• **Entries supplied**:

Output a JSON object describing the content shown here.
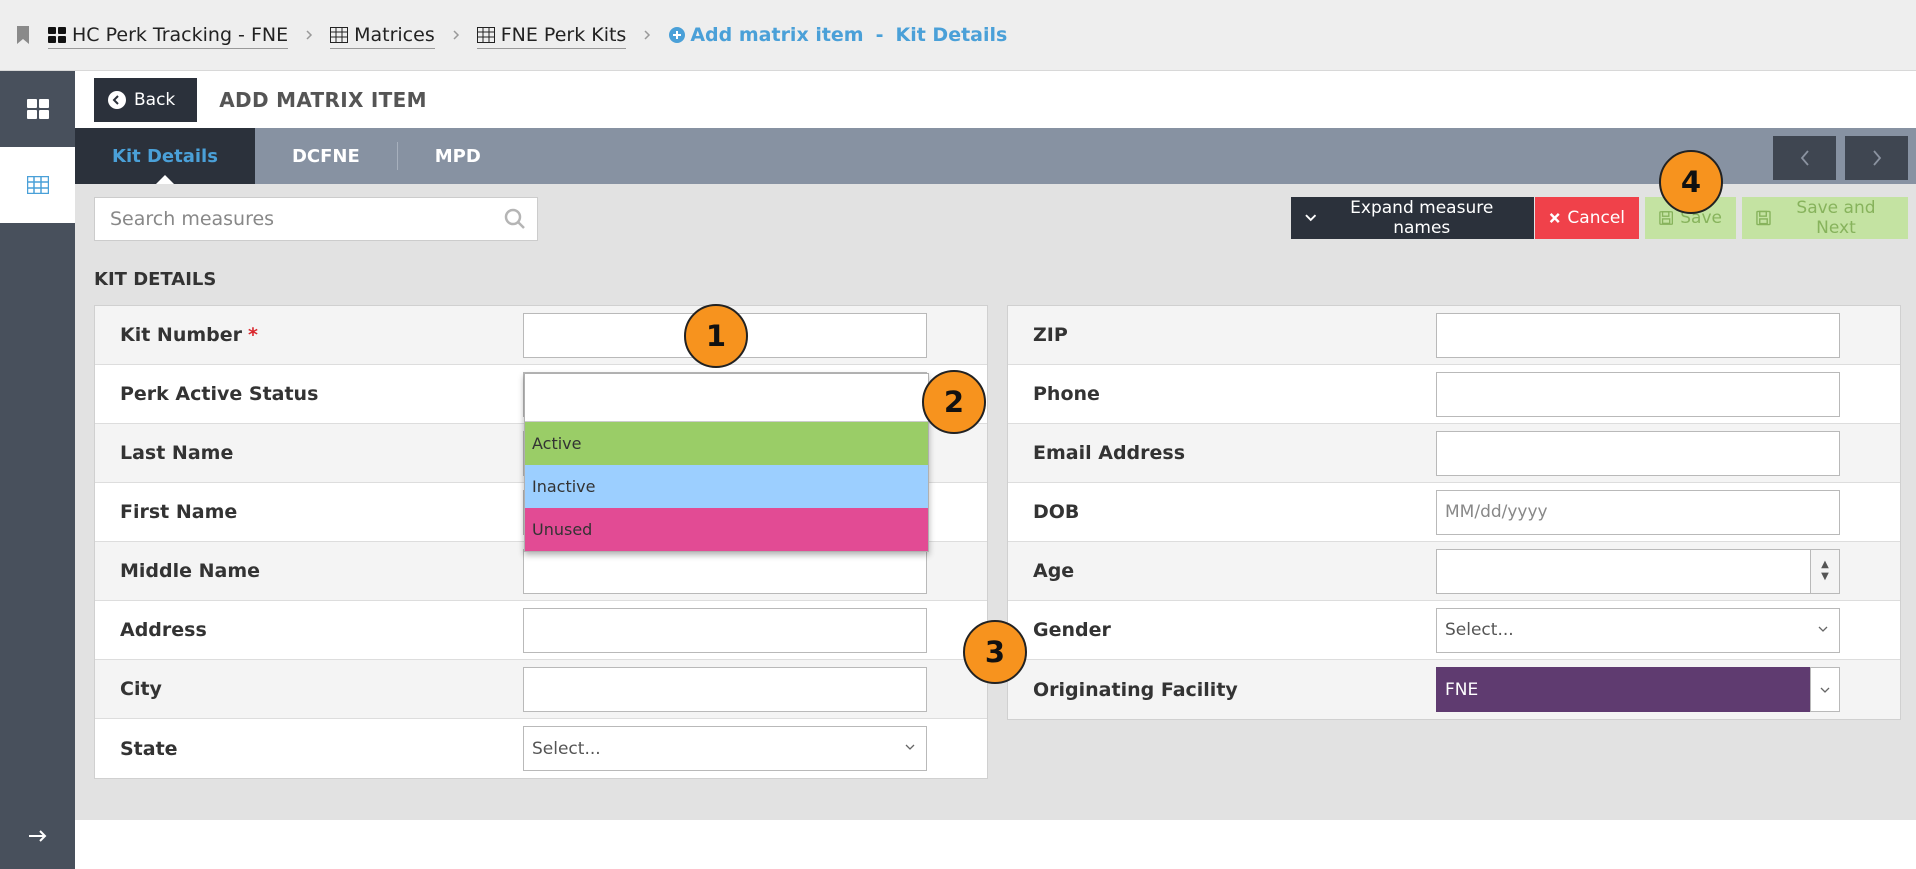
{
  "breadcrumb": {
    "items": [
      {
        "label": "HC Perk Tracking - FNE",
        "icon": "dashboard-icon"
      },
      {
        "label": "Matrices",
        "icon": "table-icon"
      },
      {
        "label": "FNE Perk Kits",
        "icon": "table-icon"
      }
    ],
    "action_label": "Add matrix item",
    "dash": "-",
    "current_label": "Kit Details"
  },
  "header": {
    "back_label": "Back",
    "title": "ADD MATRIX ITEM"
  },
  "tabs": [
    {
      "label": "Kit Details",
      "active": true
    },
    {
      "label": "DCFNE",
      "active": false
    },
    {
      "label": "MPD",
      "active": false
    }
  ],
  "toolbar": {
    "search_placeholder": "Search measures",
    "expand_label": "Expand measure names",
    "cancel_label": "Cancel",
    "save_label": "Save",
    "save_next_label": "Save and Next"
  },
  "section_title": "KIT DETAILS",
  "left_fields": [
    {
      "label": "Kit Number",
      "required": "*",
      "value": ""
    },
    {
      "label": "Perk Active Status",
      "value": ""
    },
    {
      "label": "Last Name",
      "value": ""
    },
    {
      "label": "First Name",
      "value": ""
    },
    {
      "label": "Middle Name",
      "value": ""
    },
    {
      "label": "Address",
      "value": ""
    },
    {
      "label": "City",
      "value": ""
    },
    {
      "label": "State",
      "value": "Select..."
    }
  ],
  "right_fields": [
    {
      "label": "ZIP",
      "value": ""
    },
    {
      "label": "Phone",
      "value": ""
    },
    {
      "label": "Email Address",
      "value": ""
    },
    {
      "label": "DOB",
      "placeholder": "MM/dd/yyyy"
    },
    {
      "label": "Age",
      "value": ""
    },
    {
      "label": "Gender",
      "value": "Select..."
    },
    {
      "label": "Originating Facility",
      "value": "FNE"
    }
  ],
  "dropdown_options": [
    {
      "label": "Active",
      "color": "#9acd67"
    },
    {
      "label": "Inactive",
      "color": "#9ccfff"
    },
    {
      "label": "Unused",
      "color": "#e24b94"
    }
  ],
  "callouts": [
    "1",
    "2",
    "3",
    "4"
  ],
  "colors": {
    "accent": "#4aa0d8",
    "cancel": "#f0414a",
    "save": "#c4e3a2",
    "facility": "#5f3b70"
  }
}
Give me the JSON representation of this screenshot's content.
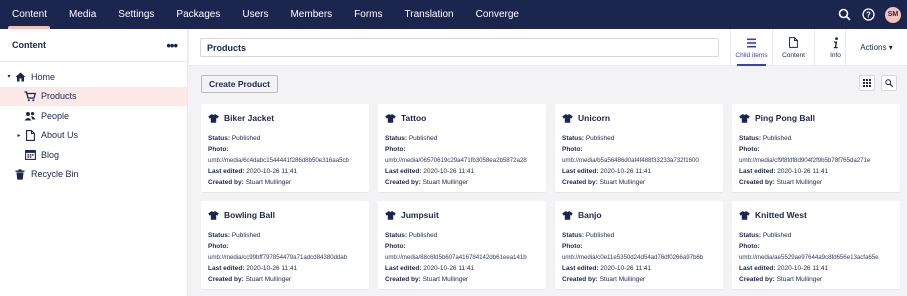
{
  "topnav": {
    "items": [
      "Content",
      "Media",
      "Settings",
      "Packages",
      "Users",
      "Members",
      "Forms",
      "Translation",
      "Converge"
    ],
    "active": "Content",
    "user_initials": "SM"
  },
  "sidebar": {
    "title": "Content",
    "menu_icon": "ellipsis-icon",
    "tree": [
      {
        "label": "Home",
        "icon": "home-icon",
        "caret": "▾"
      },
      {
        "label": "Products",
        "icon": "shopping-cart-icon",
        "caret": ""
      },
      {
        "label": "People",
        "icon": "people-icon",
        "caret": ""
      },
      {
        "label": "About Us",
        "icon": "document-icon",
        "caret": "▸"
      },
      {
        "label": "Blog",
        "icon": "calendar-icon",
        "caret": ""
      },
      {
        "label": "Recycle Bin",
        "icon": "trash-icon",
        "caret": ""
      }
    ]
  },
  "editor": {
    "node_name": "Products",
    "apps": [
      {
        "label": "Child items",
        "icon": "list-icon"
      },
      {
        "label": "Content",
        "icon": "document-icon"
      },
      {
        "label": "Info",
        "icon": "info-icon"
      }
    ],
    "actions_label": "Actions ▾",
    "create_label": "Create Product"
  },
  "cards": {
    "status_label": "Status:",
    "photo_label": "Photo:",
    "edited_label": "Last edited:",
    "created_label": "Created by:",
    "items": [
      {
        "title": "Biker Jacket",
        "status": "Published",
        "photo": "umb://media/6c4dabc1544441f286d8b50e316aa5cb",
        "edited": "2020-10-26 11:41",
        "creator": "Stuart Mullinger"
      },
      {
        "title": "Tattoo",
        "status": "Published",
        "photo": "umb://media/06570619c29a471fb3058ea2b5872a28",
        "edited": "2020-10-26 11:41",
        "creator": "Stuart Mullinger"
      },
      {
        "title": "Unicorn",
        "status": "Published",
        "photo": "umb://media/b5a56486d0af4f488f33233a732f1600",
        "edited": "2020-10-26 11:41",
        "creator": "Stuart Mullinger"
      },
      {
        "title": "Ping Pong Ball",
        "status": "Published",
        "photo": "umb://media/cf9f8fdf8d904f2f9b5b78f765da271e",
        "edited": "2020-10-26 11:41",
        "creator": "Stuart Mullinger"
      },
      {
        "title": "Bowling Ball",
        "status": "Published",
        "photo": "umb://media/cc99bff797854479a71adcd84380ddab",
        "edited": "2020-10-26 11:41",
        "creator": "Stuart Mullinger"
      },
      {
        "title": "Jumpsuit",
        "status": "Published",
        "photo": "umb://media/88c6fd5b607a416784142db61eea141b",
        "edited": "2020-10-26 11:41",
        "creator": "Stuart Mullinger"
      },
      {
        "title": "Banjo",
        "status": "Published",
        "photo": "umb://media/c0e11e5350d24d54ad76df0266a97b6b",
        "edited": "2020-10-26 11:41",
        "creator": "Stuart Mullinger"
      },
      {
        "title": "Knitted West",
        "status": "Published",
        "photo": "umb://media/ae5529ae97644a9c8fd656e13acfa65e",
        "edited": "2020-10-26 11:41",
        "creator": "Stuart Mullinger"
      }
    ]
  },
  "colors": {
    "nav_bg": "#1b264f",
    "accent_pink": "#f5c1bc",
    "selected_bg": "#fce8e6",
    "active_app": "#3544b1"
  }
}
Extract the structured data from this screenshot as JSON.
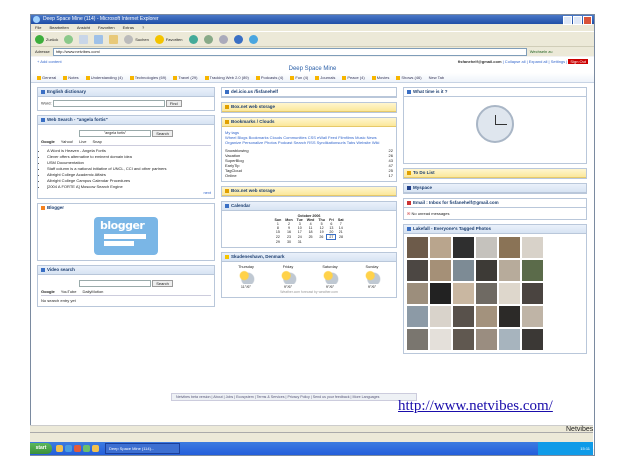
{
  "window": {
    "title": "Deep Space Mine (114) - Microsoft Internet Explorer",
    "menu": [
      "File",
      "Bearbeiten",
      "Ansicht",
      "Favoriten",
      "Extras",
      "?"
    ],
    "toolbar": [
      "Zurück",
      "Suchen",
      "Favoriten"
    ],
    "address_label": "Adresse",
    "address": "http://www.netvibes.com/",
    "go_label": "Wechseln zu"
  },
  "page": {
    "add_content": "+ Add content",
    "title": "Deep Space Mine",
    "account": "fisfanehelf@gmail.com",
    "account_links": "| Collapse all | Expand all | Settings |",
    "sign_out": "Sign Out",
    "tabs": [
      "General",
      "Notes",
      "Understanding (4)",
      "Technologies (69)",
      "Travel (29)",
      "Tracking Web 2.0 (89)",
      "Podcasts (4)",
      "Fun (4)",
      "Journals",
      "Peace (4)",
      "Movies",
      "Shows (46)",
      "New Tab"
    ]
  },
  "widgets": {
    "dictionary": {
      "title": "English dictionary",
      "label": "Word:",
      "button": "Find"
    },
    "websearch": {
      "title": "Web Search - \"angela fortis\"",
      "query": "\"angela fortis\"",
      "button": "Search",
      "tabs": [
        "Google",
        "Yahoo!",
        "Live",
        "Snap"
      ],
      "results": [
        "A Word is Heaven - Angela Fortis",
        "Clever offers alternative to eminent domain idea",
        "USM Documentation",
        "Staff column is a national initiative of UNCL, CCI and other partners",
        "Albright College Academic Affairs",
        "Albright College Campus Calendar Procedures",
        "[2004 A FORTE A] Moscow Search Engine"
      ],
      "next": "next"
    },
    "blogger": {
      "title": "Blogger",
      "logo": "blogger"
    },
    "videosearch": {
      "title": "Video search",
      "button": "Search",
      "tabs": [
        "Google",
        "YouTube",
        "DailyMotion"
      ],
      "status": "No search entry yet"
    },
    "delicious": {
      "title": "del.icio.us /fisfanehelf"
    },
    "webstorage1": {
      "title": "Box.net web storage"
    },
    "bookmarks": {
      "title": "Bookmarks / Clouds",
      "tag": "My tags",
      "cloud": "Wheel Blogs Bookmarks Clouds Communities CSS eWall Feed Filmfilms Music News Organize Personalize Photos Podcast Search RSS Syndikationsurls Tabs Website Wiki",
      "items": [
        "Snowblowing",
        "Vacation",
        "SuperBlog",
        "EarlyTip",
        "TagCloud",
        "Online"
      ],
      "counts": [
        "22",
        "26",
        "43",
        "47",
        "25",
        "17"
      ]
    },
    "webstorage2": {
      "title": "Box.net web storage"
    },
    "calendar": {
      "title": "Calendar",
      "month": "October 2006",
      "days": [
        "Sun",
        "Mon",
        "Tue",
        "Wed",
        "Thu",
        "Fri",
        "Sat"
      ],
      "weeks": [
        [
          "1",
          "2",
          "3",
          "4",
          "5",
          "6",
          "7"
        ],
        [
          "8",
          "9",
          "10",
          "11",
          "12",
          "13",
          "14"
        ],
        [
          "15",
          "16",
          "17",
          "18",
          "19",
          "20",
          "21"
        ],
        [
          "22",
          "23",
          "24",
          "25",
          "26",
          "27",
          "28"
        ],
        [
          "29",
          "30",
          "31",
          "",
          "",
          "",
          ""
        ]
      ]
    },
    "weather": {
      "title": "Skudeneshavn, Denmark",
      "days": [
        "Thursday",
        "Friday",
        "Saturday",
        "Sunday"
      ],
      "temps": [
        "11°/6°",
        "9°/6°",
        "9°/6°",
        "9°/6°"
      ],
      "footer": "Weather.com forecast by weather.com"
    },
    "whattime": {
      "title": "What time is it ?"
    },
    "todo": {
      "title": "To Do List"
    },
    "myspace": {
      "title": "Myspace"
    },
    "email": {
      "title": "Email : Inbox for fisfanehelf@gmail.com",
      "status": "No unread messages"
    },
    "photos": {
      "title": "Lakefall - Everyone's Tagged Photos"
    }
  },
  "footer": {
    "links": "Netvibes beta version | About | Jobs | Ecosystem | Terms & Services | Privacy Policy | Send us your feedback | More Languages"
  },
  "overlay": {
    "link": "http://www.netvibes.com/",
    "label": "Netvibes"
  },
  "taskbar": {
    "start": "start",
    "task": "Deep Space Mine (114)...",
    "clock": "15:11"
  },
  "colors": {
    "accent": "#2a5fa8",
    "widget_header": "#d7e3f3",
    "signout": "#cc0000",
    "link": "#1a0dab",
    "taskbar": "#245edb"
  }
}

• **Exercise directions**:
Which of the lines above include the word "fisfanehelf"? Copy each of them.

• **Solution**:
    "account": "fisfanehelf@gmail.com",
      "title": "del.icio.us /fisfanehelf"
      "title": "Email : Inbox for fisfanehelf@gmail.com",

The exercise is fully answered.